What to do
Report back every line of the entries that contains "Approver", exactly as written.

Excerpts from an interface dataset
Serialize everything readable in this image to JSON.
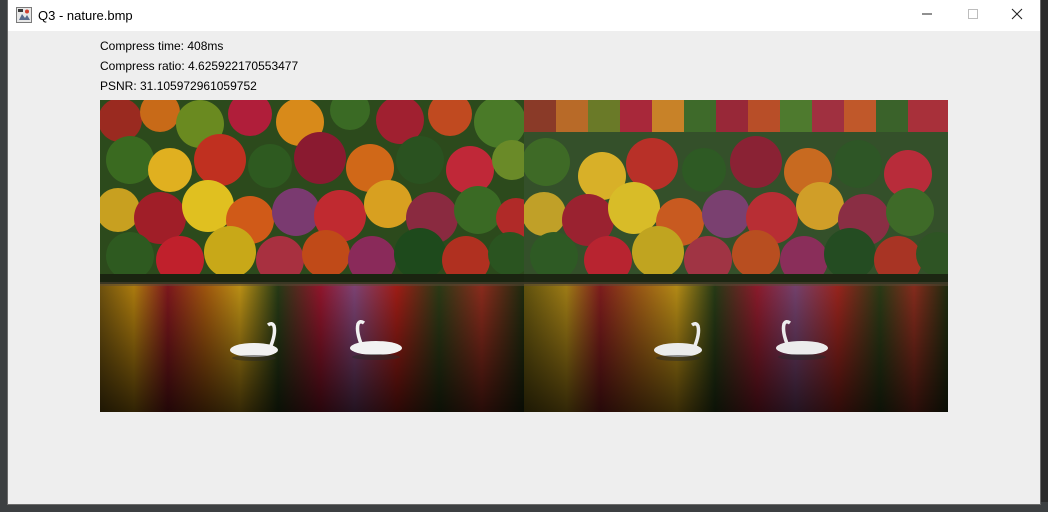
{
  "window": {
    "title": "Q3 - nature.bmp",
    "icon": "java-app-icon",
    "controls": {
      "minimize": "minimize-icon",
      "maximize": "maximize-icon",
      "close": "close-icon"
    }
  },
  "stats": {
    "compress_time": "Compress time: 408ms",
    "compress_ratio": "Compress ratio: 4.625922170553477",
    "psnr": "PSNR: 31.105972961059752"
  },
  "images": {
    "original": "original-autumn-lake-swans-image",
    "compressed": "compressed-autumn-lake-swans-image"
  },
  "colors": {
    "title_bar": "#ffffff",
    "window_bg": "#eeeeee",
    "text": "#000000"
  }
}
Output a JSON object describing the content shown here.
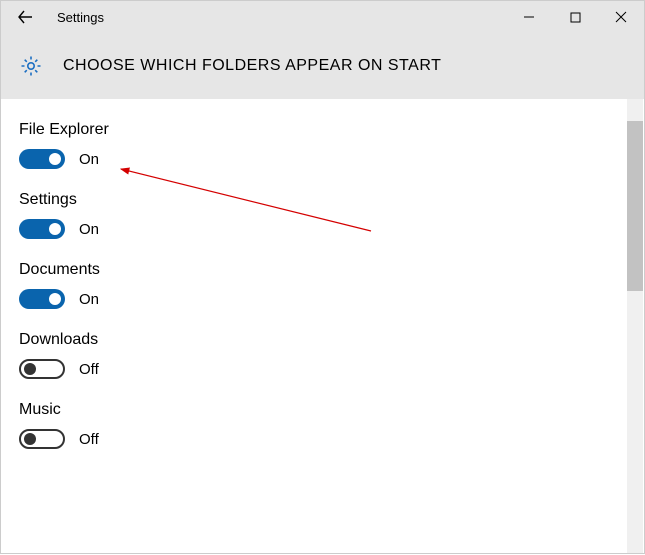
{
  "titlebar": {
    "title": "Settings"
  },
  "header": {
    "page_title": "CHOOSE WHICH FOLDERS APPEAR ON START"
  },
  "options": [
    {
      "label": "File Explorer",
      "on": true,
      "state_text": "On"
    },
    {
      "label": "Settings",
      "on": true,
      "state_text": "On"
    },
    {
      "label": "Documents",
      "on": true,
      "state_text": "On"
    },
    {
      "label": "Downloads",
      "on": false,
      "state_text": "Off"
    },
    {
      "label": "Music",
      "on": false,
      "state_text": "Off"
    }
  ],
  "colors": {
    "accent": "#0a64ad",
    "header_bg": "#e6e6e6"
  }
}
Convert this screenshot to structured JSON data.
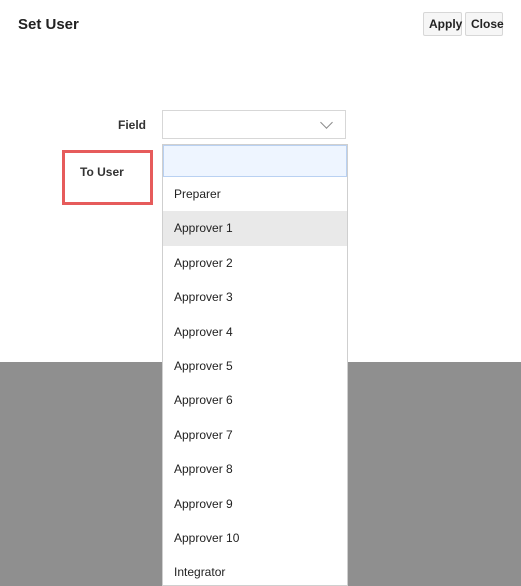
{
  "dialog": {
    "title": "Set User",
    "apply_label": "Apply",
    "close_label": "Close"
  },
  "form": {
    "field_label": "Field",
    "field_value": "",
    "to_user_label": "To User",
    "search_value": ""
  },
  "dropdown": {
    "items": [
      "Preparer",
      "Approver 1",
      "Approver 2",
      "Approver 3",
      "Approver 4",
      "Approver 5",
      "Approver 6",
      "Approver 7",
      "Approver 8",
      "Approver 9",
      "Approver 10",
      "Integrator"
    ],
    "hovered_index": 1
  },
  "icons": {
    "field_select": "chevron-down-icon"
  },
  "colors": {
    "highlight_border": "#e65b5b",
    "overlay_band": "#8f8f8f",
    "input_focus_bg": "#eef5ff",
    "hover_bg": "#e9e9e9"
  }
}
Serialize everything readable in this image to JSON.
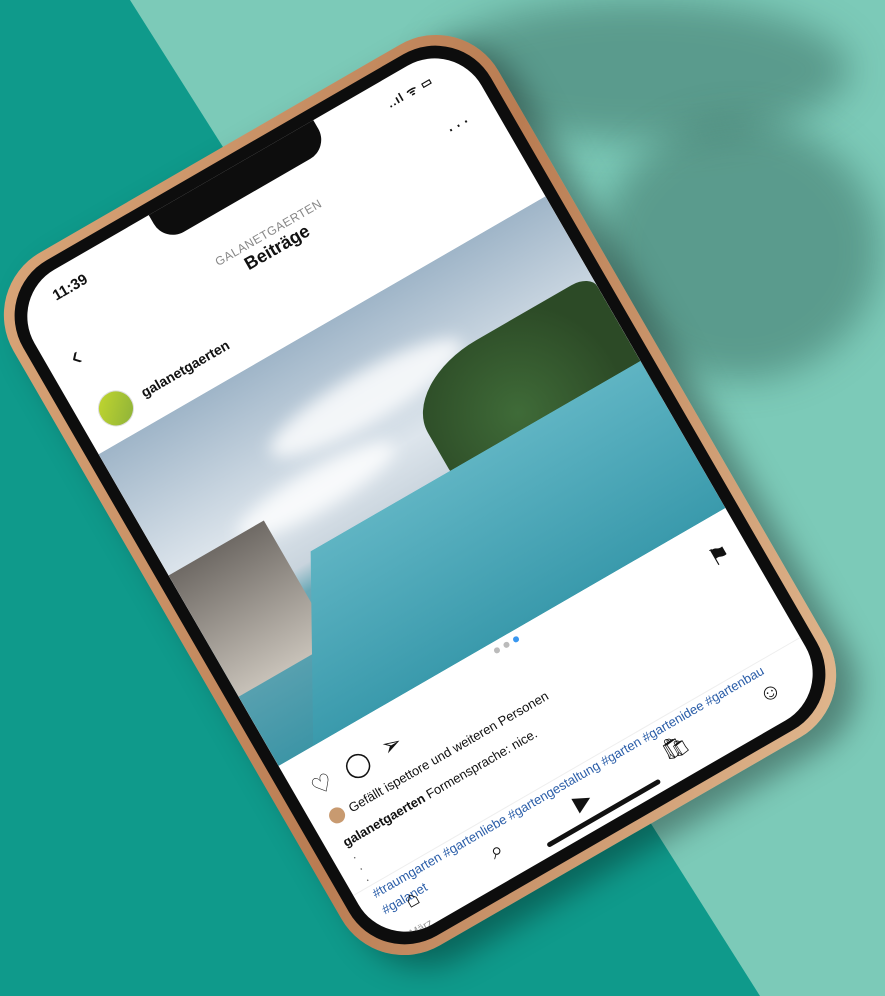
{
  "status": {
    "time": "11:39",
    "signal": "..ıl ᯤ ▭"
  },
  "nav": {
    "subtitle": "GALANETGAERTEN",
    "title": "Beiträge",
    "back_icon": "chevron-left-icon",
    "more": "···"
  },
  "post": {
    "account": "galanetgaerten",
    "likes_text": "Gefällt ispettore und weiteren Personen",
    "caption_user": "galanetgaerten",
    "caption_text": "Formensprache: nice.",
    "dashes": "·\n·\n·",
    "hashtags": "#traumgarten #gartenliebe #gartengestaltung #garten #gartenidee #gartenbau #galanet",
    "date": "1. März"
  },
  "icons": {
    "like": "heart-icon",
    "comment": "comment-icon",
    "share": "send-icon",
    "save": "bookmark-icon",
    "tab_home": "home-icon",
    "tab_search": "search-icon",
    "tab_reels": "reels-icon",
    "tab_shop": "shop-icon",
    "tab_profile": "profile-icon"
  },
  "colors": {
    "background_teal": "#0f9a8b",
    "background_light": "#7ccab8",
    "phone_frame": "#c58a5c",
    "hashtag_link": "#2a5da8"
  }
}
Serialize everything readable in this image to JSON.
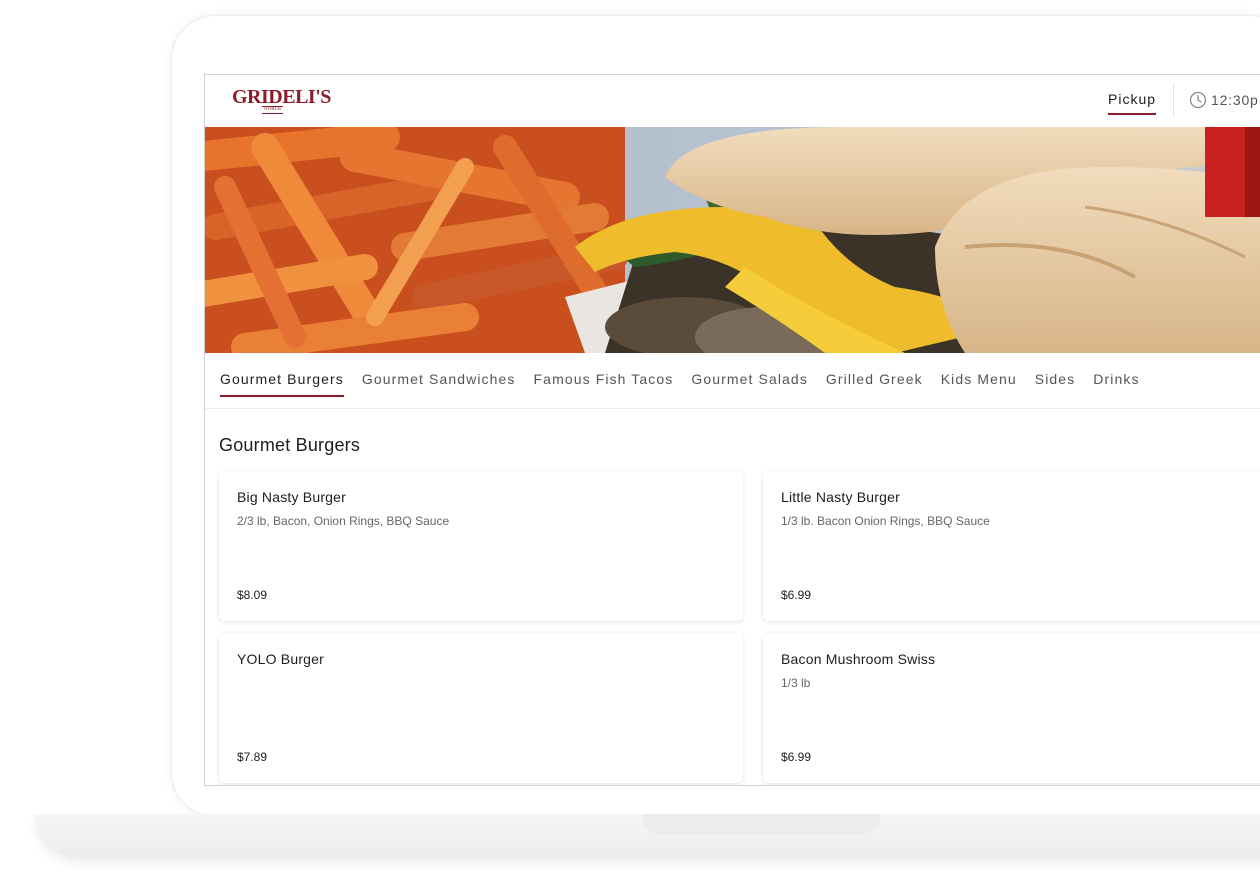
{
  "header": {
    "logo": "GRIDELI'S",
    "logo_sub": "NORTH",
    "order_type": "Pickup",
    "time": "12:30p"
  },
  "categories": [
    "Gourmet Burgers",
    "Gourmet Sandwiches",
    "Famous Fish Tacos",
    "Gourmet Salads",
    "Grilled Greek",
    "Kids Menu",
    "Sides",
    "Drinks"
  ],
  "section": {
    "title": "Gourmet Burgers",
    "items": [
      {
        "name": "Big Nasty Burger",
        "description": "2/3 lb, Bacon, Onion Rings, BBQ Sauce",
        "price": "$8.09"
      },
      {
        "name": "Little Nasty Burger",
        "description": "1/3 lb. Bacon Onion Rings, BBQ Sauce",
        "price": "$6.99"
      },
      {
        "name": "YOLO Burger",
        "description": "",
        "price": "$7.89"
      },
      {
        "name": "Bacon Mushroom Swiss",
        "description": "1/3 lb",
        "price": "$6.99"
      }
    ]
  },
  "colors": {
    "brand": "#8a1c2b"
  }
}
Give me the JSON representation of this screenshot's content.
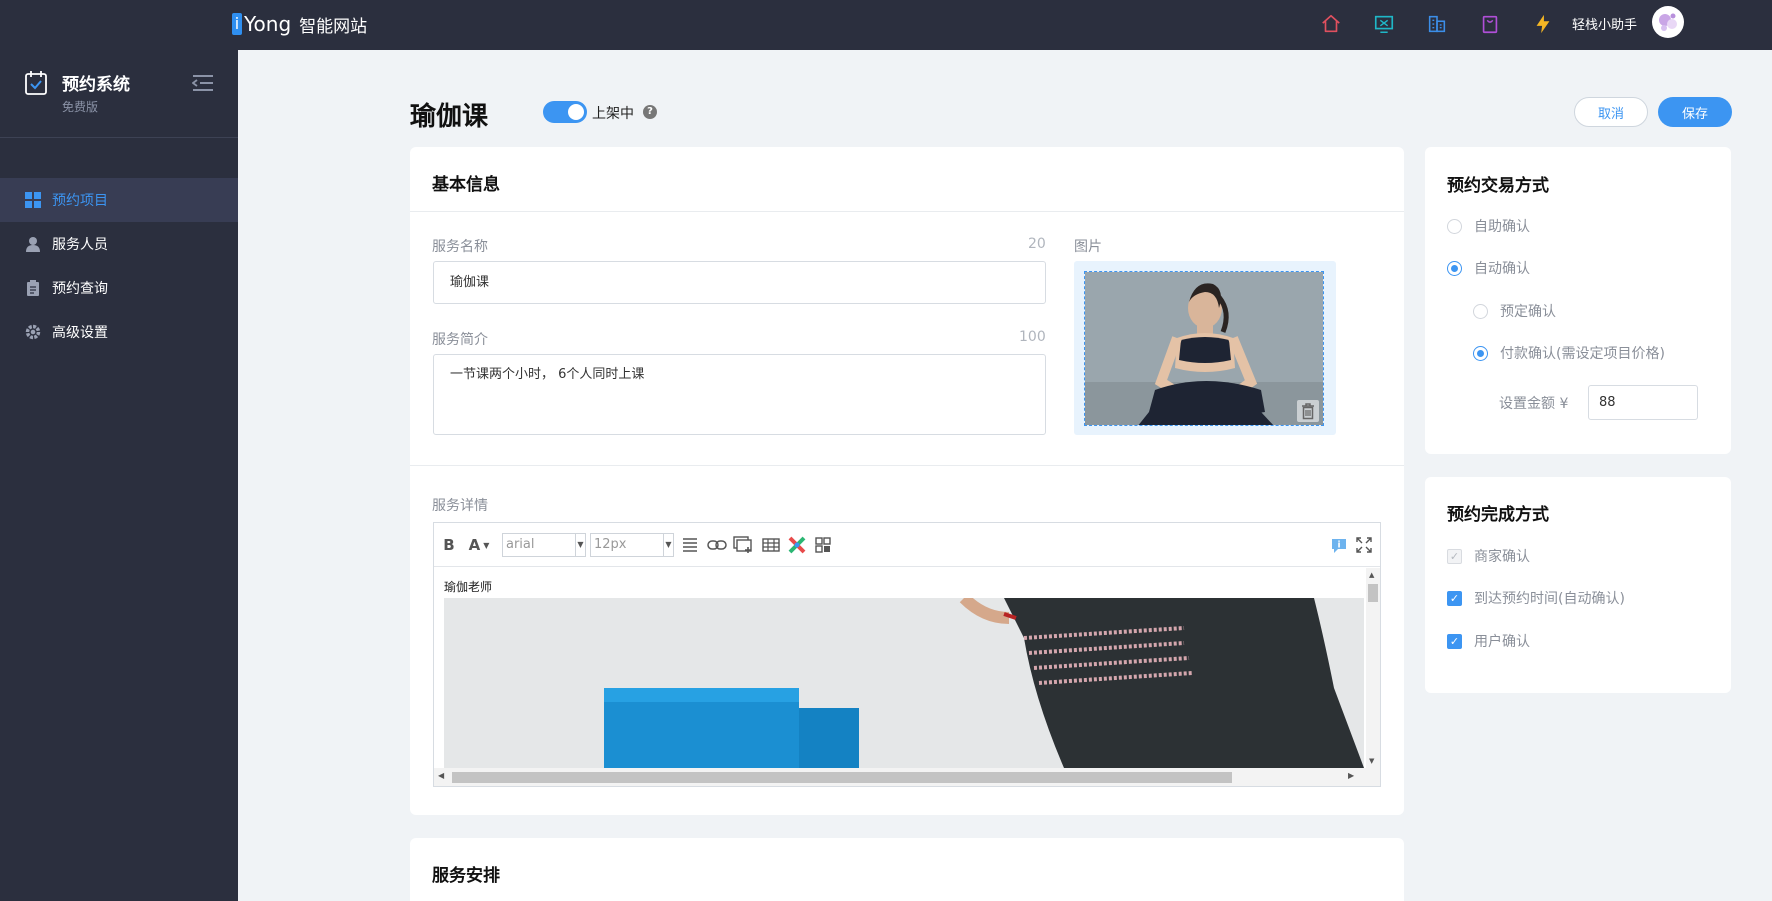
{
  "topbar": {
    "logo_i": "i",
    "logo_text": "Yong",
    "logo_cn": "智能网站",
    "icons": [
      "home-icon",
      "monitor-icon",
      "building-icon",
      "shopping-bag-icon",
      "lightning-icon"
    ],
    "assistant_label": "轻栈小助手"
  },
  "sidebar": {
    "title": "预约系统",
    "subtitle": "免费版",
    "items": [
      {
        "label": "预约项目",
        "icon": "grid-icon",
        "active": true
      },
      {
        "label": "服务人员",
        "icon": "person-icon",
        "active": false
      },
      {
        "label": "预约查询",
        "icon": "clipboard-icon",
        "active": false
      },
      {
        "label": "高级设置",
        "icon": "gear-icon",
        "active": false
      }
    ]
  },
  "header": {
    "title": "瑜伽课",
    "status_label": "上架中",
    "help": "?",
    "cancel_label": "取消",
    "save_label": "保存"
  },
  "basic": {
    "title": "基本信息",
    "name_label": "服务名称",
    "name_count": "20",
    "name_value": "瑜伽课",
    "intro_label": "服务简介",
    "intro_count": "100",
    "intro_value": "一节课两个小时， 6个人同时上课",
    "image_label": "图片",
    "detail_label": "服务详情",
    "editor_text": "瑜伽老师",
    "font_family": "arial",
    "font_size": "12px",
    "bold": "B",
    "font_color": "A"
  },
  "trade": {
    "title": "预约交易方式",
    "options": [
      "自助确认",
      "自动确认",
      "预定确认",
      "付款确认(需设定项目价格)"
    ],
    "amount_label": "设置金额 ¥",
    "amount_value": "88"
  },
  "done": {
    "title": "预约完成方式",
    "options": [
      "商家确认",
      "到达预约时间(自动确认)",
      "用户确认"
    ]
  },
  "arrange": {
    "title": "服务安排"
  },
  "colors": {
    "accent": "#3c95f2",
    "sidebar_bg": "#2b2f3e",
    "page_bg": "#f0f3f6"
  }
}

Answer section
      "Approver 1",
      "Approver 2",
      "Approver 3",
      "Approver 4",
      "Approver 5",
      "Approver 6",
      "Approver 7",
      "Approver 8",
      "Approver 9",
      "Approver 10",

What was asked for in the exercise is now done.